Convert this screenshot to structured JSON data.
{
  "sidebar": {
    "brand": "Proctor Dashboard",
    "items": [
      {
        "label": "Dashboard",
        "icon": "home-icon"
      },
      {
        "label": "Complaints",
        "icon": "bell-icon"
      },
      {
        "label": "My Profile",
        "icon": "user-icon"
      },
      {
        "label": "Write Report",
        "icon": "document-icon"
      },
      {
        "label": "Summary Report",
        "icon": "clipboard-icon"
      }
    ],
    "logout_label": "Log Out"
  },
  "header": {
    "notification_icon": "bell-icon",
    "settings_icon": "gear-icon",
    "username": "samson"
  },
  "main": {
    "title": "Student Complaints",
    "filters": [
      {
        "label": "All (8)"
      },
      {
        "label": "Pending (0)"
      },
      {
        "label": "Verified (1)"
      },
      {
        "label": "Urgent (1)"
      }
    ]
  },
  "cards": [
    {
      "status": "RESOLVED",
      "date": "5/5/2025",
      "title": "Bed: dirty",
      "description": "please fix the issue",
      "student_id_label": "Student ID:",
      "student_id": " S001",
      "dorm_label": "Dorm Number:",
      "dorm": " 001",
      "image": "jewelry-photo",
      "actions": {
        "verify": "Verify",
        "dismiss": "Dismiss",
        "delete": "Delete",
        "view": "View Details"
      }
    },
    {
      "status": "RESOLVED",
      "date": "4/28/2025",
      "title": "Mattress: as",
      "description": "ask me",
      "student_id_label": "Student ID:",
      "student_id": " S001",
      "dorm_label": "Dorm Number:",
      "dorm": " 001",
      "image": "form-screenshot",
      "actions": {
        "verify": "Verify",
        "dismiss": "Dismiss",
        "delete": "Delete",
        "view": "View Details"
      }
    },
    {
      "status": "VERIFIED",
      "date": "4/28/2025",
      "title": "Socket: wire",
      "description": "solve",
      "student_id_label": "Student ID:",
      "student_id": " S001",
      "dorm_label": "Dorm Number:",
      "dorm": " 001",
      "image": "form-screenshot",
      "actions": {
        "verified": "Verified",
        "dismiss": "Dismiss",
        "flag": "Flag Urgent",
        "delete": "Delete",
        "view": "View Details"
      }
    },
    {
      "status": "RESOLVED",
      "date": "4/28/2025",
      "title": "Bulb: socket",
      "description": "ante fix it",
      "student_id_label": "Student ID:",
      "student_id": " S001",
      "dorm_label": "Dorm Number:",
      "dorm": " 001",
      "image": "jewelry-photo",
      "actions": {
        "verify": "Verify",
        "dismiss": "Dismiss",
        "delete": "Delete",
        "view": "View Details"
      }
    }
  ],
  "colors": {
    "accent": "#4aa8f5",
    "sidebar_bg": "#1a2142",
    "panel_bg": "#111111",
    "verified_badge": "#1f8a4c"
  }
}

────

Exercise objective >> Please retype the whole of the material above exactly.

Written response >>
Convert this screenshot to structured JSON data.
{
  "sidebar": {
    "brand": "Proctor Dashboard",
    "items": [
      {
        "label": "Dashboard",
        "icon": "home-icon"
      },
      {
        "label": "Complaints",
        "icon": "bell-icon"
      },
      {
        "label": "My Profile",
        "icon": "user-icon"
      },
      {
        "label": "Write Report",
        "icon": "document-icon"
      },
      {
        "label": "Summary Report",
        "icon": "clipboard-icon"
      }
    ],
    "logout_label": "Log Out"
  },
  "header": {
    "notification_icon": "bell-icon",
    "settings_icon": "gear-icon",
    "username": "samson"
  },
  "main": {
    "title": "Student Complaints",
    "filters": [
      {
        "label": "All (8)"
      },
      {
        "label": "Pending (0)"
      },
      {
        "label": "Verified (1)"
      },
      {
        "label": "Urgent (1)"
      }
    ]
  },
  "cards": [
    {
      "status": "RESOLVED",
      "date": "5/5/2025",
      "title": "Bed: dirty",
      "description": "please fix the issue",
      "student_id_label": "Student ID:",
      "student_id": " S001",
      "dorm_label": "Dorm Number:",
      "dorm": " 001",
      "image": "jewelry-photo",
      "actions": {
        "verify": "Verify",
        "dismiss": "Dismiss",
        "delete": "Delete",
        "view": "View Details"
      }
    },
    {
      "status": "RESOLVED",
      "date": "4/28/2025",
      "title": "Mattress: as",
      "description": "ask me",
      "student_id_label": "Student ID:",
      "student_id": " S001",
      "dorm_label": "Dorm Number:",
      "dorm": " 001",
      "image": "form-screenshot",
      "actions": {
        "verify": "Verify",
        "dismiss": "Dismiss",
        "delete": "Delete",
        "view": "View Details"
      }
    },
    {
      "status": "VERIFIED",
      "date": "4/28/2025",
      "title": "Socket: wire",
      "description": "solve",
      "student_id_label": "Student ID:",
      "student_id": " S001",
      "dorm_label": "Dorm Number:",
      "dorm": " 001",
      "image": "form-screenshot",
      "actions": {
        "verified": "Verified",
        "dismiss": "Dismiss",
        "flag": "Flag Urgent",
        "delete": "Delete",
        "view": "View Details"
      }
    },
    {
      "status": "RESOLVED",
      "date": "4/28/2025",
      "title": "Bulb: socket",
      "description": "ante fix it",
      "student_id_label": "Student ID:",
      "student_id": " S001",
      "dorm_label": "Dorm Number:",
      "dorm": " 001",
      "image": "jewelry-photo",
      "actions": {
        "verify": "Verify",
        "dismiss": "Dismiss",
        "delete": "Delete",
        "view": "View Details"
      }
    }
  ],
  "colors": {
    "accent": "#4aa8f5",
    "sidebar_bg": "#1a2142",
    "panel_bg": "#111111",
    "verified_badge": "#1f8a4c"
  }
}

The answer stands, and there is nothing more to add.